When 2007 rang in, I found a giant Frida calendar on sale for half price at the Vancouver Art Gallery. I took it home, hung it in my kitchen, and I've never bothered to replace or discard this 2007 edition. I've kept it with me everywhere I have lived since, and adopted Frida as my muse and confidante. From time to time I change the month to reveal a different painting that suits my current mood. The other day I realized I have unwittingly accrued a photographic record of her presence in my various living quarters...she has hung in my kitchen, my bedroom, even my closet, and now she sits watching me in my studio. If she were a stuffed toy I could be called certifiably insane. Thank goodness for her exalted reputation! Even hardcore intellectuals and otherwise level-headed people might forgive me for talking aloud to her when I am by myself. I know I'm not the only one!
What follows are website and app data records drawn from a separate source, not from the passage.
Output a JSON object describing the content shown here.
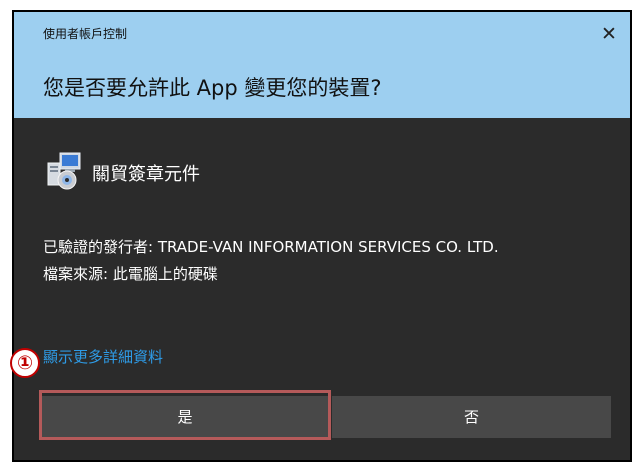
{
  "dialog": {
    "caption": "使用者帳戶控制",
    "question": "您是否要允許此 App 變更您的裝置?",
    "close_glyph": "✕",
    "colors": {
      "header_bg": "#9dcff0",
      "body_bg": "#2b2b2b",
      "button_bg": "#484848",
      "link": "#2e9be6"
    }
  },
  "app": {
    "name": "關貿簽章元件",
    "icon": "installer-setup-icon",
    "publisher_line": "已驗證的發行者: TRADE-VAN INFORMATION SERVICES CO. LTD.",
    "origin_line": "檔案來源: 此電腦上的硬碟"
  },
  "details_link": "顯示更多詳細資料",
  "buttons": {
    "yes": "是",
    "no": "否"
  },
  "annotation": {
    "step_number": "①",
    "highlight_color": "#b55a5a"
  }
}
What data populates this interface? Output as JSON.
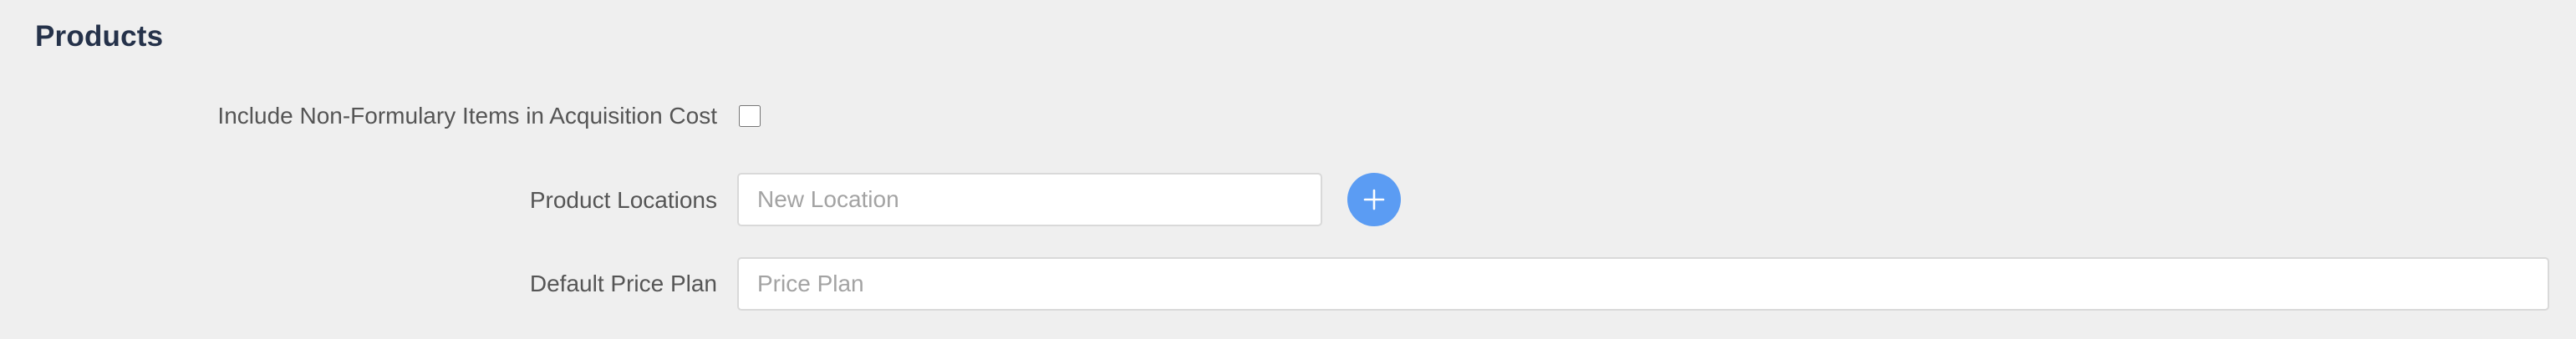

What made me then, and still today, so personally interested in Frida?
I think for me it was her facial expressions in her repeated solemn self-portraits. Never showing her teeth, never revealing her intent, never flinching, she holds in her stoic eyes the strength to endure and thus to triumph, and her rigid upright posture transforms her very apparent lack of mobility into a stiff attitude of courage and pride. She has the aura of a woman to be dealt with, one sure to trounce any competition, to defeat any pain, stare anyone down. I also enjoy her bold straightforward use of colour and folky brush strokes. To me, yes, they are naive and folk-like and not beyond intuitive comprehension, more real than unreal. She lets you know in the most head on way that nothing can shock her, nor should it you.
I never had children of my own, and neither did she. As I see it, she expressed that fated "dead end" as an acceptable phenomenon and her miscarriage as a testament to her feminine endurance, as epic and worthwhile and scarring as childbirth itself, her dead baby ghost a matter-of-fact cohort. In my own lazy moments, I often think of her sitting upright in bed, her easel sitting crossways in front of her. Instead of pitying her, I imagine the indulgent luxury of painting a la Frida, with my duvet wrapped over my knees, and comfy pillows at my back. I do believe that certain childless women turn their nurturing instinct inward in a decadent way, and outward in a creative way. We all give birth no matter what. At least, this is the understanding I invented between she and I. And of course too, she could divulge to me the mystique of her Mexican identity and loyalty, show off to me her proud and flourished costumes, impress upon me her determined impact upon fluctuating political times, She could wail to me about her wild womanizing lover and husband, and confide in me the fact she may have been a bit deplorable at times...all of this and more influenced an entire sisterhood of women like myself to reach out their hands in communion. Her paintings told us this story, true or not, it doesn't matter. They are powerful, emotional works, and that is lasting. Does she speak more to women than men? I've never bothered to check. She speaks to me.
Yes, the capitalist world brought her to everyone's attention as a marketed trend, but she simply stood still through it all and waited for it to pass as it was bound to do.
So, heavy as Frida's life was, I know that if she was just as strange as me, she needed a sense of humor. Here you have a brief history of my interactive life with that pesky Frida, who I enjoy being strange with:
|2008 ~ I Saw You Eat That Donut|
|2009 ~ You're Not Leaving Dressed Like That|
|2011 ~ Do You Prefer This Hat or The Monkeys?|
Incidentally, I love this elegant photo of Frida:...although she always has a proud and regal air in her pictures, she is softer here and almost, almost smiling:
And one of my favourite paintings, perhaps because it brings the spirit of Frida into my own familiar natural physical surroundings .... The Little Deer (or The Wounded Deer).
No Frida, nobody can shoot down your art. Don't worry, you are safe and you will endure.